The public relations profession is evolving rapidly, and if PRSA wants to stay ahead of the curve and still continue to meet its financial goal of returning 1 percent of its annual operating budget to its financial reserves, the time has come ask our members to increase their investment in PRSA through annual dues.
As national treasurer, I have seen firsthand how PRSA has balanced the introduction of new member benefits with the economic and competitive realities of the day, and the prudent way in which the Society has managed its finances.
Membership dues, which account for approximately 50 percent of PRSA’s revenue, have remained steady, but other revenue streams, such as professional development and Jobcenter, have declined in recent years due to the downturn in the economy and other market conditions.
Cost-control measures — which in recent years have included cost and operational efficiencies, elimination of underperforming products and services, staff reductions, a pay freeze, reducing Board travel and cutting sales and marketing expenditures — have eliminated $1.5 million in operating expenses from the PRSA budget. Further cuts risk compromising PRSA’s ability to deliver its current range of member benefits.
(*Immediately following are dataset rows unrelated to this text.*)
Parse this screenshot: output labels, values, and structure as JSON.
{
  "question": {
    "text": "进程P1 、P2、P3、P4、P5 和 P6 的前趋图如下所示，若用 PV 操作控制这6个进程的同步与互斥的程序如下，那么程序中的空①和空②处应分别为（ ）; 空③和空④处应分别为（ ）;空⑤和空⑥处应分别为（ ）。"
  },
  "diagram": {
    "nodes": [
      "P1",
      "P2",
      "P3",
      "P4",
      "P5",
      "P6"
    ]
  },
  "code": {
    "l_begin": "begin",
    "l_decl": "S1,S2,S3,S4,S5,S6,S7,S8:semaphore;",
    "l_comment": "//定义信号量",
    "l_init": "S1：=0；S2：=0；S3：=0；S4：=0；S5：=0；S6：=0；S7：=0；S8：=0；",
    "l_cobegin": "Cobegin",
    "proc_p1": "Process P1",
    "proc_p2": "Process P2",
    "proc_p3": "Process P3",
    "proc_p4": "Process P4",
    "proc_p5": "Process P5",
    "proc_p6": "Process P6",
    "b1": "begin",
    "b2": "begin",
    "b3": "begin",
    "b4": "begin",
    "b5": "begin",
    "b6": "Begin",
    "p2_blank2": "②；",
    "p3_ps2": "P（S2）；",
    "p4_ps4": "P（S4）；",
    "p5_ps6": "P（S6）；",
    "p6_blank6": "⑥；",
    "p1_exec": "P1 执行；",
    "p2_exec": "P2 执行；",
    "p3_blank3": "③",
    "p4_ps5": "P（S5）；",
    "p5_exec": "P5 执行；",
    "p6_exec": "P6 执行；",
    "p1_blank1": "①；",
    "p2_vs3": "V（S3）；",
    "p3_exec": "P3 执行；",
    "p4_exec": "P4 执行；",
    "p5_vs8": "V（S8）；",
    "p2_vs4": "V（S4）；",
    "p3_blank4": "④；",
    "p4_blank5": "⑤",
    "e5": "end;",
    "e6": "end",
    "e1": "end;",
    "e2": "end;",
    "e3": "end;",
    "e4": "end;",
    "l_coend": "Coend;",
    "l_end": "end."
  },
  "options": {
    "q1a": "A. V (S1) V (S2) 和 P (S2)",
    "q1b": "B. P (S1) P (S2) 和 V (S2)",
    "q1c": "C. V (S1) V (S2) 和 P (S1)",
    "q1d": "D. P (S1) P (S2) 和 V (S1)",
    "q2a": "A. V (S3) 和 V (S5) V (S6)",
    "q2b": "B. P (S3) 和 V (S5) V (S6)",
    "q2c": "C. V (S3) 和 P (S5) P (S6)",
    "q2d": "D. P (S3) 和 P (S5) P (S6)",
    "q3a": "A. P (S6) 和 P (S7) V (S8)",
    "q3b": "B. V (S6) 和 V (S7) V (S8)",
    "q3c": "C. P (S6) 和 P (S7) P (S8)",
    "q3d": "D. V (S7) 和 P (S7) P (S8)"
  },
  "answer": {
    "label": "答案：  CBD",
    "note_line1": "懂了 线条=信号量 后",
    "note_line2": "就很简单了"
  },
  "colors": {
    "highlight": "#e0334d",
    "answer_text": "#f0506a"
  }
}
PRSA also has tried over the past decade to diversify its non-member revenue sources, including the appointment of a Non-Dues Task Force in 2009 to identify alternate means of generating income. That Task Force concluded that PRSA was not missing any practical opportunities to generate non-member revenue.
Having cut expenses and exhausted nearly every practicable source of new revenue — and all the while keeping membership dues at their 2002 levels — an increase in the cost of membership is now vital to our continued reinvestment in the Society. Among other things, funds from the proposed dues increase will be used to update existing benefits and create new ones; explore new products and services; create additional programming for senior professionals; enhance delivery systems by creating a mobile version of the PRSA website, introduce eLearning and create more digital publications; and otherwise modernize key infrastructure.
And because the issue really is one of keeping our members’ satisfaction high by ensuring PRSA’s relevance to their careers and professional success, we want — and need — your input.
In the weeks and months ahead, you can look forward to hearing more from us about the proposed dues increase, including official wording of the motion that will be put before the Leadership Assembly. But, our goal is to engage our Assembly Delegates and rank-and-file members in a rich, two-way discussion about the need for a dues increase, allowing your voices to be heard through the MyPRSA message forums, Assembly Delegate calls, blog posts, discussions with Board members and other means.
While I urge you to support the dues increase as proposed, your comments, suggestions, ideas and questions will help us ensure PRSA best meets your professional goals and aspirations.
If you’d like to learn more about PRSA’s financial condition or the Task Force’s recommendations, PRSA has set up a special page in the Governance section of the PRSA website; I hope you’ll take a moment at your convenience to review this information.
Again, we encourage you to share your thoughts, and we look forward to your feedback.